i can make that

Connor Frew
Oct 20, 2014 6:47AM

The web-based viewing platform is not solely a vehicle of consumption—images are created and disseminated and viewed amongst potential millions simultaneously through complex suite of industrial tools. The online object is constantly in flux between a state of destruction and production. Can the value of the artifact be preserved in this form?

The exhibition seeks to filter Rauschenberg's interest in the mundane and the commodified as critique of the tradition of painting and image-making, and hurl it  towards its (technologically contemporary) conclusion: i can make that is a statement of the subversive capabilities of the web-space towards the value and sanctity of images, allowing the mechanics of supply to bring the destruction (and assert total  interchangeability) of the artifact itself. 

Rauchenberg’s Earth Day, when looked at through the lens of commodity and production, loses all value; the image itself is dispersed instantaneously to the largest supportable audience, effectively increasing the production of the work to accommodate. Earth Day is manufactured for millions, reducing the value per image towards absolute zero. The work becomes effectively inconsequential, valueless. This 50-edition print is extended towards infinity, the value towards zero.

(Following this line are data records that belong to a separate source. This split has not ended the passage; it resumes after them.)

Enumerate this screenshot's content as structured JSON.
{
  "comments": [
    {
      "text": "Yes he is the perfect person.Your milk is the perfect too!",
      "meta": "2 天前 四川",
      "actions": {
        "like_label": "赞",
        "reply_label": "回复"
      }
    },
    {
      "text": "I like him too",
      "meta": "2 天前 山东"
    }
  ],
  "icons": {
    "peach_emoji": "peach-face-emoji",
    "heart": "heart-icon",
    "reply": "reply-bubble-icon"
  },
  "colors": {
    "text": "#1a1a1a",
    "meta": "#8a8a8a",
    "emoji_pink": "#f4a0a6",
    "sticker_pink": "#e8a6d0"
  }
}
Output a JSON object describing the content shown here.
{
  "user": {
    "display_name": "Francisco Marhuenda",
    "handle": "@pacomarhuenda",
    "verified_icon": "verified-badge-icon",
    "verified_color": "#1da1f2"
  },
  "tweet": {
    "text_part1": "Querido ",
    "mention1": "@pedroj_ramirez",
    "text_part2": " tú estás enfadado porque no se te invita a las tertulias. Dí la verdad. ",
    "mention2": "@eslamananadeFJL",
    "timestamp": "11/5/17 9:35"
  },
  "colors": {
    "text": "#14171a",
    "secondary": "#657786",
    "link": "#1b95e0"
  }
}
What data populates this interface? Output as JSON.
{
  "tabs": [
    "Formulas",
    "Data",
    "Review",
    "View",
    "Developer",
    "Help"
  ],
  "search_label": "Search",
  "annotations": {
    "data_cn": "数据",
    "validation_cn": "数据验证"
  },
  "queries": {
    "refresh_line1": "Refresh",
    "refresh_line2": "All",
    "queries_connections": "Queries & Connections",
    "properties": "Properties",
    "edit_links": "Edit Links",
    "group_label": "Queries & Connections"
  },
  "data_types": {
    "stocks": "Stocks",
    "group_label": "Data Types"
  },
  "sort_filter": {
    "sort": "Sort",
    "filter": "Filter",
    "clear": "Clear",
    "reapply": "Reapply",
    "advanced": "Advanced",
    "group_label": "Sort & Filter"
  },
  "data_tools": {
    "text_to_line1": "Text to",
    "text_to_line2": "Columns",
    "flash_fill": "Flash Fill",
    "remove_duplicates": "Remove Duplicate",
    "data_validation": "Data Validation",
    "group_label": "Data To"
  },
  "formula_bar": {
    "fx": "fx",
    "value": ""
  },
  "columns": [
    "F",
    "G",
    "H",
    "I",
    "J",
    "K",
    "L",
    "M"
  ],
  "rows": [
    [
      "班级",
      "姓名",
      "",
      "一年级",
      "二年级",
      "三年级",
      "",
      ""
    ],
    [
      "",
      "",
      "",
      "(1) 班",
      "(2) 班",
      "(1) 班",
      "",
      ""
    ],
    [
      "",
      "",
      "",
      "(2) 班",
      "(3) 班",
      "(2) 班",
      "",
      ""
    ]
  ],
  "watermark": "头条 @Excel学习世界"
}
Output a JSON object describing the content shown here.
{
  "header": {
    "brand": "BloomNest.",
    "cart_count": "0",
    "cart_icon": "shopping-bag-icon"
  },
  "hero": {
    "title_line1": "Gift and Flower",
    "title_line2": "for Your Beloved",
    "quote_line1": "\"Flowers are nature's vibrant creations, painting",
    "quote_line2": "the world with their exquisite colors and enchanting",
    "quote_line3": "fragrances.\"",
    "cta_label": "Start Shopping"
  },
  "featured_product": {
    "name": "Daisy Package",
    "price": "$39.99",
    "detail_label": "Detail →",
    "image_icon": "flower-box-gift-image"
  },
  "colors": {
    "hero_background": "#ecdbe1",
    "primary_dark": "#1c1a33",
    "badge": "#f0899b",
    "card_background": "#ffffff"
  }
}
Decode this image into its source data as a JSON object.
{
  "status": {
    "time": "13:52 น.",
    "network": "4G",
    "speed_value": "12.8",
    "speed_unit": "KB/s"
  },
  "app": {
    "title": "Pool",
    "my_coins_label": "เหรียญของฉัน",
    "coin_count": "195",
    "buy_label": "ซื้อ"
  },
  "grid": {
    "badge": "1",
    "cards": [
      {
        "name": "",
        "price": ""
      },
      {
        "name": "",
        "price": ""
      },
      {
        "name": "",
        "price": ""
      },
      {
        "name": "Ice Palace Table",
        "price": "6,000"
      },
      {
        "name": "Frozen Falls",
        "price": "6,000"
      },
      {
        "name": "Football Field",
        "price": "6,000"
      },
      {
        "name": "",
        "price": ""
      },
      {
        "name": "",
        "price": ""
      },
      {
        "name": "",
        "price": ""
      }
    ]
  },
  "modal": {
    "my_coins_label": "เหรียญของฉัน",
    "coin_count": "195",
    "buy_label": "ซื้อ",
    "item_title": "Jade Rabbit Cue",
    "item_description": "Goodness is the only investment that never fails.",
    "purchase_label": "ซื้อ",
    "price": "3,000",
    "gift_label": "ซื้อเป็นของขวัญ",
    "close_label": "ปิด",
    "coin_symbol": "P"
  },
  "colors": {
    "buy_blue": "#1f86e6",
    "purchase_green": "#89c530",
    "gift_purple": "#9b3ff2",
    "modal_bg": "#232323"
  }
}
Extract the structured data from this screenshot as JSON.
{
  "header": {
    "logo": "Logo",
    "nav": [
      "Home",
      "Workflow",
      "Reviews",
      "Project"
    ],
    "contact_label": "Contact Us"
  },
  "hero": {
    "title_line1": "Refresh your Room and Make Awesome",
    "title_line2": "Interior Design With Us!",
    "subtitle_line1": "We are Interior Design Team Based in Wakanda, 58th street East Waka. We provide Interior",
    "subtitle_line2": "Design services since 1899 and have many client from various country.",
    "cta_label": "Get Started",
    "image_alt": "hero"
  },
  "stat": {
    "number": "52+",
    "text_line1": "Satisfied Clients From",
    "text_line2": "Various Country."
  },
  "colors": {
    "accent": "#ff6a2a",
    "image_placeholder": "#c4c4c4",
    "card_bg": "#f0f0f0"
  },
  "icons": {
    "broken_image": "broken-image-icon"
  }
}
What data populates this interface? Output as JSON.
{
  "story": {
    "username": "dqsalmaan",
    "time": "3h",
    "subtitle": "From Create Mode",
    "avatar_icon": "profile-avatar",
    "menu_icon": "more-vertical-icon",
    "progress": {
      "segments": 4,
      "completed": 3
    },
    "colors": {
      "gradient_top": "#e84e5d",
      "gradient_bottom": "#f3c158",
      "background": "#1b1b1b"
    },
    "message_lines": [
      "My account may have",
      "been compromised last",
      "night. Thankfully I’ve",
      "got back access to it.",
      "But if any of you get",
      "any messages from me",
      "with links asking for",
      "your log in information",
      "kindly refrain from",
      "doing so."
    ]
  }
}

And what happens when the image is duplicated in-space? These are not analogs or copies, under this destabilization of value, these images are just as material as the original and just as valuable as any other. Each viewing platform is a factory, and these works are constantly being de- and re-materialized in relation to the viewer. There is no sanctity to spoil—the destruction of the object is constant and total.

In the age of internet it is not solely content production that is democratized, but content itself. Each image is an individual module, an anomaly escaping the laws of scarcity and demand, solid and interchangeable. All works are concurrent. u can make that and i can make that

Connor Frew